"f(x) is O(g(x)) as x goes to minus infinity" if there are constants C and k such that |f(x)|<C|g(x)| whenever x<k.
"f(x) is O(g(x)) as x goes to zero" if there are constants C and k such that |f(x)|<C|g(x)| whenever |x|<k.
These are used to express the asymptotic behavior of f, and it is common to omit the part "as x goes to ..." if it is clear from the context.
You usually know that |f(x)| and |g(x)| both go to infinity, but you compare their speed, how fast they grow.

For example, 2x^2+4x+5=O(x^2) (as x goes to infinity).
PROOF: Let C=3, k=10. Then, |2x^2+4x+5|<C|x^2| whenever x>k. QED

Of course, you can choose C=4, k=100 etc., they make no difference, it just says that the terms 4x and 5 are irrelevant compared to the x^2 term.
Other examples:
x^n=O(x^m) if n<m.
(any polynomial of x)=O(e^x).

Bye.
• Oct 5th 2008, 01:58 AM
CaptainBlack
Quote:

Originally Posted by wisterville
Hello,

To be precise, you should mention where "x" moves..
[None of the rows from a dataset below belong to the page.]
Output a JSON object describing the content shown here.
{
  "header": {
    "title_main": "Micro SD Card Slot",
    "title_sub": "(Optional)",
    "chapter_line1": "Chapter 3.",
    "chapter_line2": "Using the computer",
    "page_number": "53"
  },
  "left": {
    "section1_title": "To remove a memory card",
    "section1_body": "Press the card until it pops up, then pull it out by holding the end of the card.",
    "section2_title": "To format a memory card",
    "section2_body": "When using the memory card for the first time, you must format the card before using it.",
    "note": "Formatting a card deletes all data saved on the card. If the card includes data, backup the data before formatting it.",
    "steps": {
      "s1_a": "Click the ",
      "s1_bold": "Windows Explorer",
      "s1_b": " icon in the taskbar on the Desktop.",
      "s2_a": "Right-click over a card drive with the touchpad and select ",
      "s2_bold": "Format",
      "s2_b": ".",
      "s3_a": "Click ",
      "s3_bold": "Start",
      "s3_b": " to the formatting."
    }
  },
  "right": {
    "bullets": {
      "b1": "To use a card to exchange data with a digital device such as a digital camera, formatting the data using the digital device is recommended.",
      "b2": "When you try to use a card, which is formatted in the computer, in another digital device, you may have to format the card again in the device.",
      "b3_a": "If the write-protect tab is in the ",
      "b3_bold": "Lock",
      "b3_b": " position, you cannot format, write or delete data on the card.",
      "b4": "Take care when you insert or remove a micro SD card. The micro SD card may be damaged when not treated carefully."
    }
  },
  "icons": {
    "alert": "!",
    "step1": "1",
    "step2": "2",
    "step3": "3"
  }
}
No, only if you are interested in something other than x large, as the usual definition is for n large.

RonL
• Oct 5th 2008, 10:53 AM
narbe
hello my friend,

The big-O method is for approximation of complexity for large X. you can calculate it using limit also. Its to measure the progress of a function when it grows so much and by mean of that, to see how far and how fast a function grows. "C" is a constant and its not considered to have a certain effect on grow, so you can simply ignore it. Just take the largest powers of a function, since a larger power makes a function to grow more faster. it means that if there is f(x) = X^5 + 5X then you have to pick X^5 because it makes the function grows faster than any other element in that equation.
"k" is where two functions g(x) and f(x) meet eachother and since then,
g(x) becomes strictly greater than f(x) and by that |f(x)| <= C.|g(x) | for any x which is greater than k.
I had the same problem understanding this issue. have a look at my post :

http://www.mathhelpforum.com/math-he...-problems.html

PEACE and good luck (Rofl)